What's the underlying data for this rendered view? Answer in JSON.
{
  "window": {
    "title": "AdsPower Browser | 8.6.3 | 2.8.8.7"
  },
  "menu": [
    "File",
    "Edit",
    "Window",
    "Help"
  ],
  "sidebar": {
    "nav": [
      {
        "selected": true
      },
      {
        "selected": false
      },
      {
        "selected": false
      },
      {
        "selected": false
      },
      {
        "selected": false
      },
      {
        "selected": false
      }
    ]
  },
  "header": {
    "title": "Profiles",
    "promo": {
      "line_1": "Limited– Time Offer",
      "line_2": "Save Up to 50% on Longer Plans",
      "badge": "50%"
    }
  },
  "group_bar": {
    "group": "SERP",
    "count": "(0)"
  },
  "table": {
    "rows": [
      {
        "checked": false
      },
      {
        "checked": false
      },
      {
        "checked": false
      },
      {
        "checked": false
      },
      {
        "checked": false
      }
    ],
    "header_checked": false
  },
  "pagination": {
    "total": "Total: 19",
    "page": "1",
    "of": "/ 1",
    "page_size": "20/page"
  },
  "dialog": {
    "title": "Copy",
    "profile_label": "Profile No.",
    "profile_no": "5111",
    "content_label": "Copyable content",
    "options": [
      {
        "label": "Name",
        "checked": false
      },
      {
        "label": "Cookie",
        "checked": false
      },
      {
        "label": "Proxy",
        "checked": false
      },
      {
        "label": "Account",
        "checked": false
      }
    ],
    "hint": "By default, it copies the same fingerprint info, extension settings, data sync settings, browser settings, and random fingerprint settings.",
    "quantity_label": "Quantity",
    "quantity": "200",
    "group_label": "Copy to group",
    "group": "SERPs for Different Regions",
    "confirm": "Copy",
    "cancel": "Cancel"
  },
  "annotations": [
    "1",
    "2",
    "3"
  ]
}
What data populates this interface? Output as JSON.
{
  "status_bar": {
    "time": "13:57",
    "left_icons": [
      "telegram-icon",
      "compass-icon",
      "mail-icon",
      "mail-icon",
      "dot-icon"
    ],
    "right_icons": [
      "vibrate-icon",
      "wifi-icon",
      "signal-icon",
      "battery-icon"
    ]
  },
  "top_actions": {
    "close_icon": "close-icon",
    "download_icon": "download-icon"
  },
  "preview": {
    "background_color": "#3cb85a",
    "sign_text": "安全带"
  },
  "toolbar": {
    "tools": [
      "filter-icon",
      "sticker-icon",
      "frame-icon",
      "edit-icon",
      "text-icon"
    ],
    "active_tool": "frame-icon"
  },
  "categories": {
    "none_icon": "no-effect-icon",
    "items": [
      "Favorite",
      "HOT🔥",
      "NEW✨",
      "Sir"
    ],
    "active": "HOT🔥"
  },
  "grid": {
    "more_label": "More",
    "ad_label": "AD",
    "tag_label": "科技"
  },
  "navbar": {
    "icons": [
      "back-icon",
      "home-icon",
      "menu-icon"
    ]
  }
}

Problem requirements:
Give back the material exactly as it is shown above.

Solution to this problem:
What's the underlying data for this rendered view? Answer in JSON.
{
  "window": {
    "title": "AdsPower Browser | 8.6.3 | 2.8.8.7"
  },
  "menu": [
    "File",
    "Edit",
    "Window",
    "Help"
  ],
  "sidebar": {
    "nav": [
      {
        "selected": true
      },
      {
        "selected": false
      },
      {
        "selected": false
      },
      {
        "selected": false
      },
      {
        "selected": false
      },
      {
        "selected": false
      }
    ]
  },
  "header": {
    "title": "Profiles",
    "promo": {
      "line_1": "Limited– Time Offer",
      "line_2": "Save Up to 50% on Longer Plans",
      "badge": "50%"
    }
  },
  "group_bar": {
    "group": "SERP",
    "count": "(0)"
  },
  "table": {
    "rows": [
      {
        "checked": false
      },
      {
        "checked": false
      },
      {
        "checked": false
      },
      {
        "checked": false
      },
      {
        "checked": false
      }
    ],
    "header_checked": false
  },
  "pagination": {
    "total": "Total: 19",
    "page": "1",
    "of": "/ 1",
    "page_size": "20/page"
  },
  "dialog": {
    "title": "Copy",
    "profile_label": "Profile No.",
    "profile_no": "5111",
    "content_label": "Copyable content",
    "options": [
      {
        "label": "Name",
        "checked": false
      },
      {
        "label": "Cookie",
        "checked": false
      },
      {
        "label": "Proxy",
        "checked": false
      },
      {
        "label": "Account",
        "checked": false
      }
    ],
    "hint": "By default, it copies the same fingerprint info, extension settings, data sync settings, browser settings, and random fingerprint settings.",
    "quantity_label": "Quantity",
    "quantity": "200",
    "group_label": "Copy to group",
    "group": "SERPs for Different Regions",
    "confirm": "Copy",
    "cancel": "Cancel"
  },
  "annotations": [
    "1",
    "2",
    "3"
  ]
}
What data populates this interface? Output as JSON.
{
  "status_bar": {
    "time": "13:57",
    "left_icons": [
      "telegram-icon",
      "compass-icon",
      "mail-icon",
      "mail-icon",
      "dot-icon"
    ],
    "right_icons": [
      "vibrate-icon",
      "wifi-icon",
      "signal-icon",
      "battery-icon"
    ]
  },
  "top_actions": {
    "close_icon": "close-icon",
    "download_icon": "download-icon"
  },
  "preview": {
    "background_color": "#3cb85a",
    "sign_text": "安全带"
  },
  "toolbar": {
    "tools": [
      "filter-icon",
      "sticker-icon",
      "frame-icon",
      "edit-icon",
      "text-icon"
    ],
    "active_tool": "frame-icon"
  },
  "categories": {
    "none_icon": "no-effect-icon",
    "items": [
      "Favorite",
      "HOT🔥",
      "NEW✨",
      "Sir"
    ],
    "active": "HOT🔥"
  },
  "grid": {
    "more_label": "More",
    "ad_label": "AD",
    "tag_label": "科技"
  },
  "navbar": {
    "icons": [
      "back-icon",
      "home-icon",
      "menu-icon"
    ]
  }
}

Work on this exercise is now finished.